Student voice through online monitoring
Student voice can be tricky to incorporate in learning as teachers often make most decisions for students. Teachers instruct how they were taught. But classrooms of the past don’t prepare learners of today. Teachers often share that the classroom cannot compete with an online game. That’s because most successful online games allow players to make personalized choices.
Having learners say what they want to learn, read, study and act on is a first step in engaging them in a meaningful way. Great teachers find ways to negotiate learning contracts with students. Having a say in how they learn gives students accountability. Here are some questions learners can answer:
- Why is this class important?
- How does this help me in life outside of school?
- Why do I need to learn formulas in math?
- What paths can I choose to build knowledge?
- What choices can I make to demonstrate my learning?
Giving students voice in learning that is relevant to them creates higher engagement.
Chromebook monitoring tools that work in the moment let teachers know if their learners are on track. Tools that help teachers focus, prompt and engage with students online are key. This transitions them from teacher as owner of the learning to student as owner of the learning. Hāpara’s tools engage students so they can emerge as owners of their learning.
Student agency through Chromebook monitoring
Allowing learners to be online together is not something to fear or steer away from. In fact, it’s the opposite. For learners to have agency, their teachers also need agency. The skills we expect learners to develop should also be developed in the teaching staff who serve them. Just as students seek meaning in their tasks, teachers do as well.
Interacting with peers in a meaningful way is a necessary skill we should develop in educators. As an instructional decision-maker, here are some questions for reflection:

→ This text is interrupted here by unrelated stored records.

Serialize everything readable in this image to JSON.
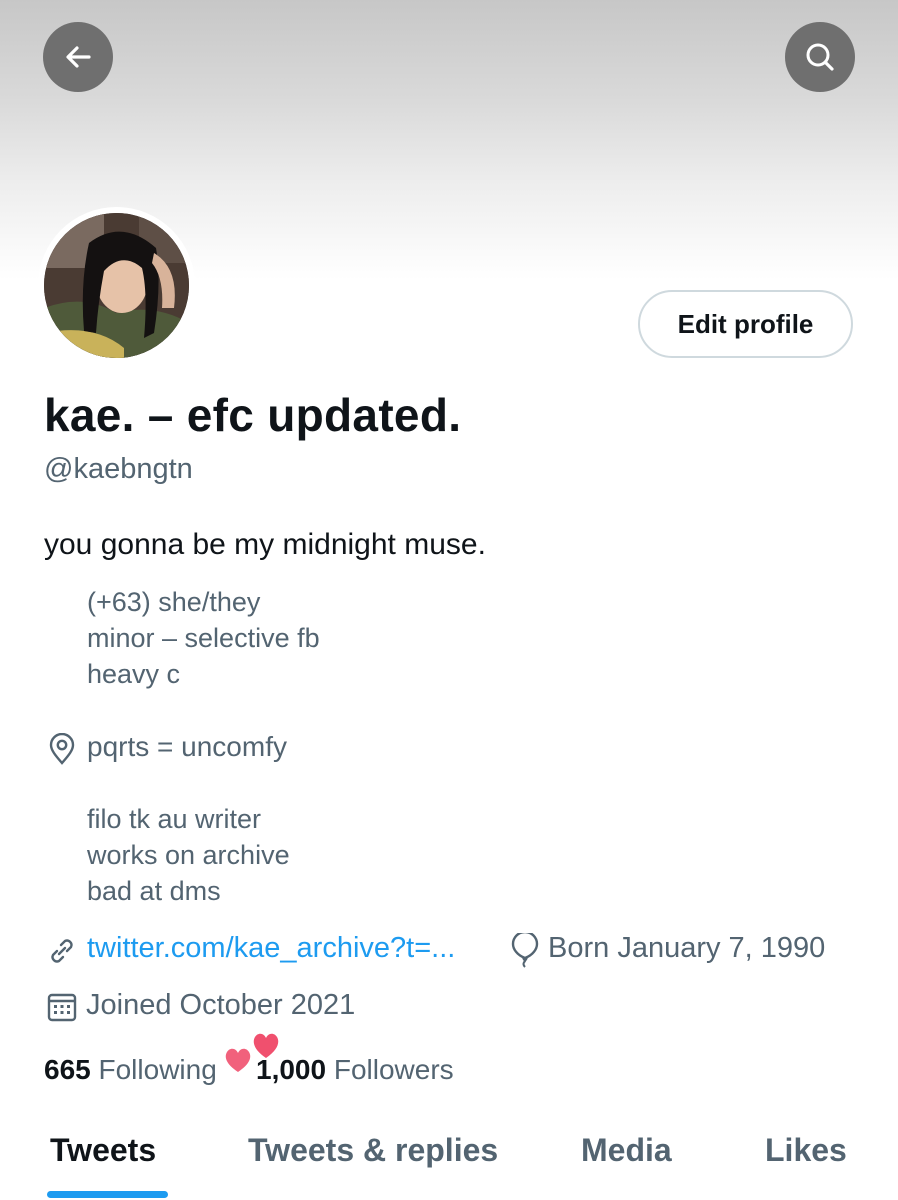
{
  "header": {
    "back_icon": "arrow-left-icon",
    "search_icon": "search-icon"
  },
  "profile": {
    "display_name": "kae. – efc updated.",
    "handle": "@kaebngtn",
    "edit_button": "Edit profile",
    "bio": {
      "main": "you gonna be my midnight muse.",
      "lines": [
        "(+63) she/they",
        "minor – selective fb",
        "heavy c",
        "pqrts = uncomfy",
        "filo tk au writer",
        "works on archive",
        "bad at dms"
      ]
    },
    "website": "twitter.com/kae_archive?t=...",
    "born": "Born January 7, 1990",
    "joined": "Joined October 2021",
    "following_count": "665",
    "following_label": "Following",
    "followers_count": "1,000",
    "followers_label": "Followers"
  },
  "tabs": [
    {
      "label": "Tweets",
      "active": true
    },
    {
      "label": "Tweets & replies",
      "active": false
    },
    {
      "label": "Media",
      "active": false
    },
    {
      "label": "Likes",
      "active": false
    }
  ],
  "colors": {
    "accent": "#1d9bf0",
    "text_primary": "#0f1419",
    "text_secondary": "#536471",
    "heart": "#f0506e"
  }
}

- Do you have a culture of inquiry and creativity when adopting new tools like Chromebook monitoring?
- Do teachers not just learn which buttons to click, but also how to make instructional impact with them?
- Is there reflection about how these tools work with best instructional practices?

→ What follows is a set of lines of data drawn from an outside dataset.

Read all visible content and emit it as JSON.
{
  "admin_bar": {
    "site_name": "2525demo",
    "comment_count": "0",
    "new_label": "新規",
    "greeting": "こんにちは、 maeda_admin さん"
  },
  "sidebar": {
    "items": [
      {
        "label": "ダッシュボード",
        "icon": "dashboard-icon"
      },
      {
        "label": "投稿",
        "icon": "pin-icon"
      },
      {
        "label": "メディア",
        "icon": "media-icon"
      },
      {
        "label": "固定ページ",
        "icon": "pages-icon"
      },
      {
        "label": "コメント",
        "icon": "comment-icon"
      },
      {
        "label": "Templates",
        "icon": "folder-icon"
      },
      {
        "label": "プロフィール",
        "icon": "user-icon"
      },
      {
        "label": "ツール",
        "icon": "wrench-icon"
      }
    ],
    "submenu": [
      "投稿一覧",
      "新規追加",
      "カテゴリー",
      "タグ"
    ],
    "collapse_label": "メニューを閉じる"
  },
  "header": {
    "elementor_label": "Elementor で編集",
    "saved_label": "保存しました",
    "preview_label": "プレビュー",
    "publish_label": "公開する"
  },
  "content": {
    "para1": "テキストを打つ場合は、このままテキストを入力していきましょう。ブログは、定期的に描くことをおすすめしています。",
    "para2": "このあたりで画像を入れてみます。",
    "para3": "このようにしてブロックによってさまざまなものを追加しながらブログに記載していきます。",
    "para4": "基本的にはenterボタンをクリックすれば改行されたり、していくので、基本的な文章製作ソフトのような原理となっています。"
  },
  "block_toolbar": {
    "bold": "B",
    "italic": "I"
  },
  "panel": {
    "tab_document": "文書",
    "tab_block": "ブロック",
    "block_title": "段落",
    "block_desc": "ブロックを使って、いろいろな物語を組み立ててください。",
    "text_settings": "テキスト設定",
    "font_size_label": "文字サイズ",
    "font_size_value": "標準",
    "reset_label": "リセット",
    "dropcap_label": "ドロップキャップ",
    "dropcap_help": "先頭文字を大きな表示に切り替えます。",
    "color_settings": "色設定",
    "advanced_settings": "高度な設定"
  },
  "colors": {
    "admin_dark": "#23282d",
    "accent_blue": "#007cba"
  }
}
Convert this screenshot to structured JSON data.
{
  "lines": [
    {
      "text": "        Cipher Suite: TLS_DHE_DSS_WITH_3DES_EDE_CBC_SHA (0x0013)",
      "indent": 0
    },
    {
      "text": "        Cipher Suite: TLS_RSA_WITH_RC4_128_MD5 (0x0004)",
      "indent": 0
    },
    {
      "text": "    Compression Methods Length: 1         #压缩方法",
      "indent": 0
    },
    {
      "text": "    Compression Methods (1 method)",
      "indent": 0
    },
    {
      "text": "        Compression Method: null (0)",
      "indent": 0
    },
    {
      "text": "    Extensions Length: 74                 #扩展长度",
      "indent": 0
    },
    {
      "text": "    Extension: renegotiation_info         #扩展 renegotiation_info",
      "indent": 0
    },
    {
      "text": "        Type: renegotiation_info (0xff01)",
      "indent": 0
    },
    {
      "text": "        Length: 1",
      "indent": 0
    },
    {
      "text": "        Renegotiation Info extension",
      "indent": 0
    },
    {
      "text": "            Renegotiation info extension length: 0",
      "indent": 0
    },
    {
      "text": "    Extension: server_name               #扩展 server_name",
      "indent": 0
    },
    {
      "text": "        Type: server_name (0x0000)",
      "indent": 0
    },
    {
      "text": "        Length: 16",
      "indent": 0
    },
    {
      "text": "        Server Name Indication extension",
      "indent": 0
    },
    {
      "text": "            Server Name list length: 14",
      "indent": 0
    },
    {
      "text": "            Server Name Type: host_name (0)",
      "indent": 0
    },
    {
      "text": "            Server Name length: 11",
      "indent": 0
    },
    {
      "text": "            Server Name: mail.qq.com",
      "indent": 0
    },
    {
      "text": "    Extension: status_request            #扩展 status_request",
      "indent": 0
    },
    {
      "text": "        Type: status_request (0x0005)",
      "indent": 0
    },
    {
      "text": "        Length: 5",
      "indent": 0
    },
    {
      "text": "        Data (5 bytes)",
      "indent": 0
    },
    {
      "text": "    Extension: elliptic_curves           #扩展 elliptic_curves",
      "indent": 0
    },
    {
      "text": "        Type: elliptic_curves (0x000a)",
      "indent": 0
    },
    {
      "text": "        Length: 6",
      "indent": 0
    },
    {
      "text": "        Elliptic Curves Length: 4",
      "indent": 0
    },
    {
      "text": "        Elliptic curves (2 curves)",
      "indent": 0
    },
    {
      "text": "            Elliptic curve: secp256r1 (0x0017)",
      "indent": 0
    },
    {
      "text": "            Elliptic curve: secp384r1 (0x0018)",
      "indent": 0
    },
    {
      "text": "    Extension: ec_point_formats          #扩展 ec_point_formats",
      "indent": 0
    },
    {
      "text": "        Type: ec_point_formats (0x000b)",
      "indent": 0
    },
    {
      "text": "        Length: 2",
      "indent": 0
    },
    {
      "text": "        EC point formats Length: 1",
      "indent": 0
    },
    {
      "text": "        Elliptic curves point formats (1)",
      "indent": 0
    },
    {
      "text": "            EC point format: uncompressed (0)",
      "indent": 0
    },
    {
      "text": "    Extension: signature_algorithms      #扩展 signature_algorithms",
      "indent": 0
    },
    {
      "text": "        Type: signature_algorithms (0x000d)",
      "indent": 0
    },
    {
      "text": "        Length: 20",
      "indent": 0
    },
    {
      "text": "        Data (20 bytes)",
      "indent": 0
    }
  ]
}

- Is there time to share successes, experiments, and failures (FAIL: First Attempt In Learning)?
Gradual release of responsibility with online monitoring
Student voice also needs structure that supports choice in learning. Students need to learn how to critically analyze their sources and how they should structure their time. These are lifelong skills that don’t always come naturally.
Are these skills developed by policing and locking down students? Or are these developed through supervised, self-monitoring experiences and a gradual release of responsibility?
Encouraging and moving students forward, intervening when necessary and giving learners freedom is a process that takes numerous cycles. We know this because of the brain science that recognizes how executive functioning skills work while learning.
Digital citizenship through Chromebook monitoring
As one of your roles as an instructional decision-maker, you should regularly work with educators to reinforce responsible use of classroom technology. Help them teach their students how to protect themselves online.
Educators need to recognize that their most effective practice isn’t about the information learners consume. It’s in the conversations about a student’s decision-making. Shift teachers’ conversations and actions from telling learners and deciding for them to building student agency.
Instructional decision-makers set the tone for the use of Chromebook monitoring tools. Too often these tools are used with little instructional impact. We believe that with the right tools and training, educators can move students through responsible, effective and efficient decision-making.
Are you preparing educators for this conversation? We can help. We would love to share more with you about the instructional, intentional use of Hāpara Highlights as a Chromebook monitoring tool in your school or district.
Power awesome learning by starting with the right tools and purposeful plan to roll out teacher and student agency.